Senegal: CPJ says 69 journalists killed in 2015

Dakar, Senegal (PANA) – Media watchdog, Committee to Protect Journalists (CPJ), on Tuesday said 69 journalists were killed in relation to their work in 2015, with Islamic militants responsible for 28, or 40 per cent.

In a statement made available to PANA in Dakar, Senegal, the press freedom watchdog disclosed that nine killings took place in France, second only to Syria as the most deadly country for the press in 2015.

"Non-state actors ranging from Islamic militants to criminal gangs have become the most lethal threat to journalists worldwide, and account for the vast majority of killing that took place in the past year," remarked CPJ's Executive Director, Joel Simon.

"Reversing this terrible trend will require delivering effective justice while also ensuring that journalists on the front line have the information and support they need to stay safe."

According to CPJ, groups such as Al-Qaeda, Islamic State, Taliban, and Al-Shabaab were responsible for murders of journalists in Syria, Iraq, Pakistan, Somalia, Turkey, and Yemen, as well as France. In Bangladesh, Islamic extremists killed a publisher and four bloggers.

The statement revealed that worldwide, more than two-thirds of the journalists killed in 2015 were murdered in direct reprisal for their work and at least 28 of the 47 murdered victims received threats before they were killed.

Six journalists were murdered in Brazil, the highest number CPJ has documented since it began keeping detailed records in 1992.

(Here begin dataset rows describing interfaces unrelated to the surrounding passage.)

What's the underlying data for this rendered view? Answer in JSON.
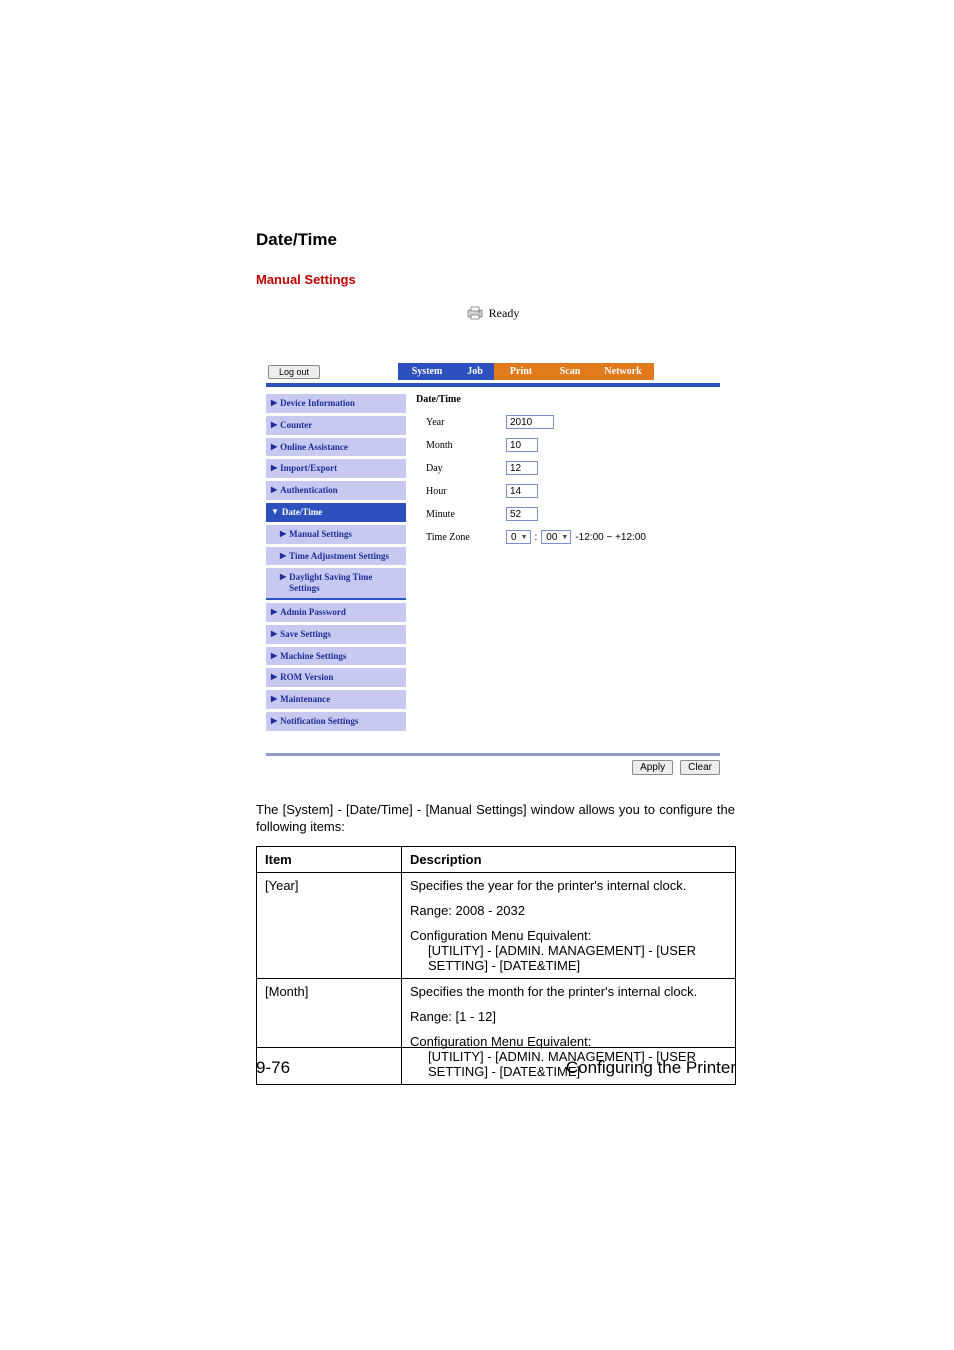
{
  "headings": {
    "date_time": "Date/Time",
    "manual_settings": "Manual Settings"
  },
  "status": {
    "text": "Ready"
  },
  "topbar": {
    "logout": "Log out"
  },
  "tabs": {
    "system": "System",
    "job": "Job",
    "print": "Print",
    "scan": "Scan",
    "network": "Network"
  },
  "sidebar": {
    "device_info": "Device Information",
    "counter": "Counter",
    "online_assist": "Online Assistance",
    "import_export": "Import/Export",
    "authentication": "Authentication",
    "date_time": "Date/Time",
    "manual_settings": "Manual Settings",
    "time_adj": "Time Adjustment Settings",
    "dst": "Daylight Saving Time Settings",
    "admin_pw": "Admin Password",
    "save_settings": "Save Settings",
    "machine_settings": "Machine Settings",
    "rom_version": "ROM Version",
    "maintenance": "Maintenance",
    "notification": "Notification Settings"
  },
  "form": {
    "section_title": "Date/Time",
    "year_label": "Year",
    "year_value": "2010",
    "month_label": "Month",
    "month_value": "10",
    "day_label": "Day",
    "day_value": "12",
    "hour_label": "Hour",
    "hour_value": "14",
    "minute_label": "Minute",
    "minute_value": "52",
    "tz_label": "Time Zone",
    "tz_hour": "0",
    "tz_sep": ":",
    "tz_min": "00",
    "tz_range": "-12:00 ~ +12:00"
  },
  "actions": {
    "apply": "Apply",
    "clear": "Clear"
  },
  "paragraph": "The [System] - [Date/Time] - [Manual Settings] window allows you to configure the following items:",
  "table": {
    "head_item": "Item",
    "head_desc": "Description",
    "rows": [
      {
        "item": "[Year]",
        "line1": "Specifies the year for the printer's internal clock.",
        "range": "Range:   2008 - 2032",
        "cfg_label": "Configuration Menu Equivalent:",
        "cfg_path": "[UTILITY] - [ADMIN. MANAGEMENT] - [USER SETTING] - [DATE&TIME]"
      },
      {
        "item": "[Month]",
        "line1": "Specifies the month for the printer's internal clock.",
        "range": "Range:   [1 - 12]",
        "cfg_label": "Configuration Menu Equivalent:",
        "cfg_path": "[UTILITY] - [ADMIN. MANAGEMENT] - [USER SETTING] - [DATE&TIME]"
      }
    ]
  },
  "footer": {
    "left": "9-76",
    "right": "Configuring the Printer"
  }
}
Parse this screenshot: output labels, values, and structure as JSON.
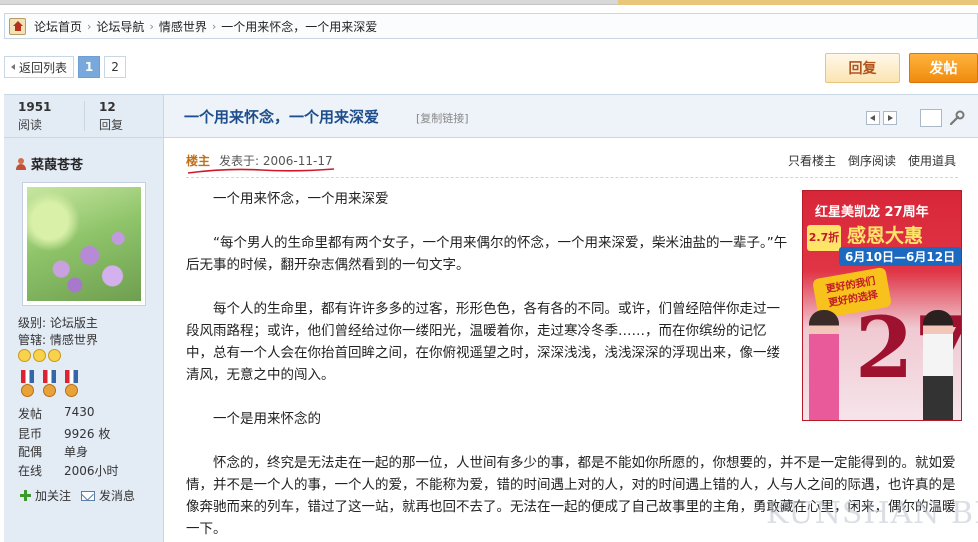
{
  "breadcrumb": [
    "论坛首页",
    "论坛导航",
    "情感世界",
    "一个用来怀念，一个用来深爱"
  ],
  "pager": {
    "back_label": "返回列表",
    "pages": [
      "1",
      "2"
    ],
    "current": "1"
  },
  "buttons": {
    "reply": "回复",
    "post": "发帖"
  },
  "stats": {
    "views_num": "1951",
    "views_label": "阅读",
    "replies_num": "12",
    "replies_label": "回复"
  },
  "thread": {
    "title": "一个用来怀念，一个用来深爱",
    "copy_link": "[复制链接]"
  },
  "user": {
    "name": "菜葭苍苍",
    "level": "级别: 论坛版主",
    "manages": "管辖: 情感世界",
    "stats": [
      {
        "label": "发帖",
        "value": "7430"
      },
      {
        "label": "昆币",
        "value": "9926 枚"
      },
      {
        "label": "配偶",
        "value": "单身"
      },
      {
        "label": "在线",
        "value": "2006小时"
      }
    ],
    "follow": "加关注",
    "message": "发消息"
  },
  "post": {
    "op_label": "楼主",
    "posted": "发表于: 2006-11-17",
    "actions": [
      "只看楼主",
      "倒序阅读",
      "使用道具"
    ],
    "paragraphs": [
      "一个用来怀念，一个用来深爱",
      "“每个男人的生命里都有两个女子，一个用来偶尔的怀念，一个用来深爱，柴米油盐的一辈子。”午后无事的时候，翻开杂志偶然看到的一句文字。",
      "每个人的生命里，都有许许多多的过客，形形色色，各有各的不同。或许，们曾经陪伴你走过一段风雨路程；或许，他们曾经给过你一缕阳光，温暖着你，走过寒冷冬季……，而在你缤纷的记忆中，总有一个人会在你抬首回眸之间，在你俯视遥望之时，深深浅浅，浅浅深深的浮现出来，像一缕清风，无意之中的闯入。",
      "一个是用来怀念的"
    ],
    "paragraph_wide": "怀念的，终究是无法走在一起的那一位，人世间有多少的事，都是不能如你所愿的，你想要的，并不是一定能得到的。就如爱情，并不是一个人的事，一个人的爱，不能称为爱，错的时间遇上对的人，对的时间遇上错的人，人与人之间的际遇，也许真的是像奔驰而来的列车，错过了这一站，就再也回不去了。无法在一起的便成了自己故事里的主角，勇敢藏在心里，闲来，偶尔的温暖一下。"
  },
  "ad": {
    "line1": "红星美凯龙 27周年",
    "line2": "感恩大惠",
    "line3": "6月10日—6月12日",
    "badge": "2.7折",
    "bubble_line1": "更好的我们",
    "bubble_line2": "更好的选择",
    "number": "27"
  },
  "watermark": "KUNSHAN BBS",
  "colors": {
    "title_blue": "#1f4e8c",
    "post_orange": "#f08b0e",
    "op_orange": "#c0701a",
    "sidebar_bg": "#e3ebf5"
  }
}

Registering for the first time on CPJ's database of journalists killed were South Sudan, Poland, and Ghana.

The press freedom watchdog also pointed out that one-third of killings worldwide came at the hands of criminal groups, government officials, or local residents - in most cases, drug traffickers or local authorities suspected of being involved with organized crime.

The statement said that the most common beat covered by victims was politics, followed by war and human rights. The broadcast reporter was the most dangerous job with 25 killed while 29 victims worked online.

CPJ's database of journalists killed for their work in 2015 includes capsule reports on each victim and a statistical analysis.

Meanwhile, the press freedom watchdog says that going by its most recent annual prison census, "more than half of the 199 journalists jailed by governments around the world are jailed on anti-state charges - showing how the press is being squeezed by terrorists on the one hand and by authorities purporting to fight terror on the other".
-0- PANA MLJ/MA 29Dec2015

29 december 2015 11:20:16

xhtml CSS